== Segment start ==
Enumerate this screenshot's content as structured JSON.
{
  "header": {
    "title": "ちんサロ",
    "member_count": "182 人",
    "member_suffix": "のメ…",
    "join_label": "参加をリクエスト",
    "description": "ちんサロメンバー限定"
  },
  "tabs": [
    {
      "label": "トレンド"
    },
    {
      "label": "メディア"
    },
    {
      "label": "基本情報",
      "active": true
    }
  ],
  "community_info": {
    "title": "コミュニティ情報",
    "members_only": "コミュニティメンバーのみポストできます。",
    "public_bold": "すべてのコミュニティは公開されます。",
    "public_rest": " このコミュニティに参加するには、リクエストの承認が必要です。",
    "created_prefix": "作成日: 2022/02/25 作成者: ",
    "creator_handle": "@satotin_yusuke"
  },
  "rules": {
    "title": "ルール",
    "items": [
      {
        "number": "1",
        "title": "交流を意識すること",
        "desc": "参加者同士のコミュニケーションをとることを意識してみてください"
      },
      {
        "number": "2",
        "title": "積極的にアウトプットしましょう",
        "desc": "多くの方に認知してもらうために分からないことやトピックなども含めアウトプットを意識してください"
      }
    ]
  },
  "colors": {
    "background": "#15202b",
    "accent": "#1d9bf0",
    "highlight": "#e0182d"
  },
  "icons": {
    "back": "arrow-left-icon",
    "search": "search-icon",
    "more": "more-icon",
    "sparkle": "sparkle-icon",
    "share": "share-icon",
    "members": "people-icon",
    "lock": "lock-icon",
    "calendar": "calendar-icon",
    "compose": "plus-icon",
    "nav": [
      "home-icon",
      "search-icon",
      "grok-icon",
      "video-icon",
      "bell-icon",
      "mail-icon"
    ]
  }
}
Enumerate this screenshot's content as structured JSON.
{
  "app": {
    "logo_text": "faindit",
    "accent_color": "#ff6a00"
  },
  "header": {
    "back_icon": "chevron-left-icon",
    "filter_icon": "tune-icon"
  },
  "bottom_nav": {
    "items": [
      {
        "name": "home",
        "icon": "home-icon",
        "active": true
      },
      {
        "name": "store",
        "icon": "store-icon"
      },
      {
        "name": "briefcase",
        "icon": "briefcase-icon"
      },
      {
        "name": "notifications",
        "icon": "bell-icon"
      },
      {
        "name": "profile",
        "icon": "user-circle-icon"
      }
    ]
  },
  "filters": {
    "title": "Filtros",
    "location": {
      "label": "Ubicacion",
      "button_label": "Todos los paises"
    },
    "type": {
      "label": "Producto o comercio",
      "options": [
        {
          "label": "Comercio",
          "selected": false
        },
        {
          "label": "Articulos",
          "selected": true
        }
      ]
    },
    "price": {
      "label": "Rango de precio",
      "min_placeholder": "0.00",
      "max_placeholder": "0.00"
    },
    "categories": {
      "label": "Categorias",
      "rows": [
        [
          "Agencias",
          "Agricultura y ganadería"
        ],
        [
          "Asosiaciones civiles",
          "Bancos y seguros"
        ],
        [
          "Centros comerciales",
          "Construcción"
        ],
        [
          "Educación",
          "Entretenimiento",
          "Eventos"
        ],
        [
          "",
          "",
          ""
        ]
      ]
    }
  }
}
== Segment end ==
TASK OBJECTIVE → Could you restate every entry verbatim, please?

TASK RESPONSE →
Enumerate this screenshot's content as structured JSON.
{
  "header": {
    "title": "ちんサロ",
    "member_count": "182 人",
    "member_suffix": "のメ…",
    "join_label": "参加をリクエスト",
    "description": "ちんサロメンバー限定"
  },
  "tabs": [
    {
      "label": "トレンド"
    },
    {
      "label": "メディア"
    },
    {
      "label": "基本情報",
      "active": true
    }
  ],
  "community_info": {
    "title": "コミュニティ情報",
    "members_only": "コミュニティメンバーのみポストできます。",
    "public_bold": "すべてのコミュニティは公開されます。",
    "public_rest": " このコミュニティに参加するには、リクエストの承認が必要です。",
    "created_prefix": "作成日: 2022/02/25 作成者: ",
    "creator_handle": "@satotin_yusuke"
  },
  "rules": {
    "title": "ルール",
    "items": [
      {
        "number": "1",
        "title": "交流を意識すること",
        "desc": "参加者同士のコミュニケーションをとることを意識してみてください"
      },
      {
        "number": "2",
        "title": "積極的にアウトプットしましょう",
        "desc": "多くの方に認知してもらうために分からないことやトピックなども含めアウトプットを意識してください"
      }
    ]
  },
  "colors": {
    "background": "#15202b",
    "accent": "#1d9bf0",
    "highlight": "#e0182d"
  },
  "icons": {
    "back": "arrow-left-icon",
    "search": "search-icon",
    "more": "more-icon",
    "sparkle": "sparkle-icon",
    "share": "share-icon",
    "members": "people-icon",
    "lock": "lock-icon",
    "calendar": "calendar-icon",
    "compose": "plus-icon",
    "nav": [
      "home-icon",
      "search-icon",
      "grok-icon",
      "video-icon",
      "bell-icon",
      "mail-icon"
    ]
  }
}
Enumerate this screenshot's content as structured JSON.
{
  "app": {
    "logo_text": "faindit",
    "accent_color": "#ff6a00"
  },
  "header": {
    "back_icon": "chevron-left-icon",
    "filter_icon": "tune-icon"
  },
  "bottom_nav": {
    "items": [
      {
        "name": "home",
        "icon": "home-icon",
        "active": true
      },
      {
        "name": "store",
        "icon": "store-icon"
      },
      {
        "name": "briefcase",
        "icon": "briefcase-icon"
      },
      {
        "name": "notifications",
        "icon": "bell-icon"
      },
      {
        "name": "profile",
        "icon": "user-circle-icon"
      }
    ]
  },
  "filters": {
    "title": "Filtros",
    "location": {
      "label": "Ubicacion",
      "button_label": "Todos los paises"
    },
    "type": {
      "label": "Producto o comercio",
      "options": [
        {
          "label": "Comercio",
          "selected": false
        },
        {
          "label": "Articulos",
          "selected": true
        }
      ]
    },
    "price": {
      "label": "Rango de precio",
      "min_placeholder": "0.00",
      "max_placeholder": "0.00"
    },
    "categories": {
      "label": "Categorias",
      "rows": [
        [
          "Agencias",
          "Agricultura y ganadería"
        ],
        [
          "Asosiaciones civiles",
          "Bancos y seguros"
        ],
        [
          "Centros comerciales",
          "Construcción"
        ],
        [
          "Educación",
          "Entretenimiento",
          "Eventos"
        ],
        [
          "",
          "",
          ""
        ]
      ]
    }
  }
}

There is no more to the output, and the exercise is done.